Do you find yourself looking at your phone or following a TV show during a conversation with a family member or a friend? These little distractions can have much bigger consequences than you might think and you should try to limit them completely.

When you are listening to someone, put everything else aside and give your full attention to the person. Make sure you keep eye contact to the person at all times and don’t turn your back to the person. You might think you are listening, even if you aren’t looking at the person, but the chances are your attention is more divided.

Empathise with the person

When you are listening to another person, try to think what they might be feeling or going through at that very moment. Empathy towards other people can be improved by imagining yourself in different situations, as well as by learning more about people and different cultures.

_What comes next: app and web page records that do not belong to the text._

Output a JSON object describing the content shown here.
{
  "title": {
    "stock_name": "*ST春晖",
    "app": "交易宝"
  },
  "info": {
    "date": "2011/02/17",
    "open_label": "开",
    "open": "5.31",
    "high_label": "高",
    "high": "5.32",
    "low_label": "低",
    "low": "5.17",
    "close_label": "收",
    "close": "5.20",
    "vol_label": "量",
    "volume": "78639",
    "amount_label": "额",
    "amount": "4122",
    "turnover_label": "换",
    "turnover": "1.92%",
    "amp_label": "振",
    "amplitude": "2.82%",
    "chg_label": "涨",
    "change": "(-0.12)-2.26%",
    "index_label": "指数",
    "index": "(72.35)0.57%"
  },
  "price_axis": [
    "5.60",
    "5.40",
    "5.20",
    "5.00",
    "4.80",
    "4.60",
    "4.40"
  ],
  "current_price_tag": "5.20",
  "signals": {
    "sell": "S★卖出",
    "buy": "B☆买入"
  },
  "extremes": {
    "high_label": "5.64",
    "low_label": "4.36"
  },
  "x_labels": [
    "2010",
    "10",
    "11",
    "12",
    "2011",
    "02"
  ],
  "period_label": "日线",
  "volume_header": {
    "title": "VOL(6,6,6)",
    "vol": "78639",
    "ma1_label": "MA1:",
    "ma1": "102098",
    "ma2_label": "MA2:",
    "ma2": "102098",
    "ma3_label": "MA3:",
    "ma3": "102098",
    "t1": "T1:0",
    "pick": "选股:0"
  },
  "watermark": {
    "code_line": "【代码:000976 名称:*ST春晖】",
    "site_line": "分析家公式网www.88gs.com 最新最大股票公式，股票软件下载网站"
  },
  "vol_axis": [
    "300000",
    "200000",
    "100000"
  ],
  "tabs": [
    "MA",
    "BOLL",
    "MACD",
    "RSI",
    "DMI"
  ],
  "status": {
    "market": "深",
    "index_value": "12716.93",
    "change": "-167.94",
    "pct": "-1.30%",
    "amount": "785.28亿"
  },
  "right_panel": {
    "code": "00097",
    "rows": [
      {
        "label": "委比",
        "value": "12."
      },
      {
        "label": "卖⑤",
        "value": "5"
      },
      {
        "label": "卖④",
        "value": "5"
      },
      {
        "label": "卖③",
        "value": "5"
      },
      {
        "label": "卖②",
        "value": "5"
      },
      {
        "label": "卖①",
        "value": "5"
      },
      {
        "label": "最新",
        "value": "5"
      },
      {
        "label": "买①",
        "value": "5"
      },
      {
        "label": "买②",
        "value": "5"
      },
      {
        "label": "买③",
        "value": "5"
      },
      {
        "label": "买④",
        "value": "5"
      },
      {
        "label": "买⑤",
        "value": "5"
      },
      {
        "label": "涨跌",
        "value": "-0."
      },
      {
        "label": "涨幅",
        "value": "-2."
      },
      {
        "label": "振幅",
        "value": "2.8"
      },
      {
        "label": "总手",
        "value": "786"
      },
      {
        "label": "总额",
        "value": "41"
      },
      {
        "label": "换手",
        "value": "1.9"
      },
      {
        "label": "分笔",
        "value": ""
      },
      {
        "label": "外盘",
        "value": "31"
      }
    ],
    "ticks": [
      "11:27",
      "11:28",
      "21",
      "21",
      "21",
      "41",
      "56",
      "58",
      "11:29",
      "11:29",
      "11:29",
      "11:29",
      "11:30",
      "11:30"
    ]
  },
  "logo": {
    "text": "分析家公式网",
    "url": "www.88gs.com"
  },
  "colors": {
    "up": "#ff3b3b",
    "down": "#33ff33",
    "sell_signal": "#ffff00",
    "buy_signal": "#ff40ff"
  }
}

Don’t start listening to someone with a preconceived idea of what the person should do or say. Before you give your own opinion, try to look at the situation from the person’s angle and see what you can learn from the discussion.

Ask more questions

Being a good listener doesn’t just mean that you sit quietly and let the other person speak, you also need to ask meaningful questions. The more interested you are in what the person is saying, the better the conversation will be.

Try find an answer to questions “why” and “what”. Don’t be afraid to ask for a clarification because misunderstandings can harm the conversation. The key is to allow questions to take the conversation forward and to leave enough room for the person to continue talking – you don’t want to hurry or pressure the person into saying anything.

Train your emotional intelligence

The way you are able to manage your own emotions, your emotional intelligence, influences your ability to listen to other people and the good news is that you can train it. Learn to understand your own emotions, both the negative and positive feelings and be aware of your reactions when you are listening to someone.

Emotional intelligence is especially important when you are listening to a critique. You can’t let your emotions rule too much and even when you get emotional, you need to understand why you are feeling the way you are.

Make note of the conversation

When you are finished with the discussion, don’t move immediately on to the next thing. Make an internal note of the conversation, perhaps even list the key points as you are developing your listening skills. You want to think about the key message of the discussion, analyse what you and the other person got out of the discussion and how you can perhaps return to the points later.

This not only helps you remember the discussion longer, giving you more empathy and compassion, but it also can teach you a lot about yourself and help you further improve your listening as well as communication skills as a whole.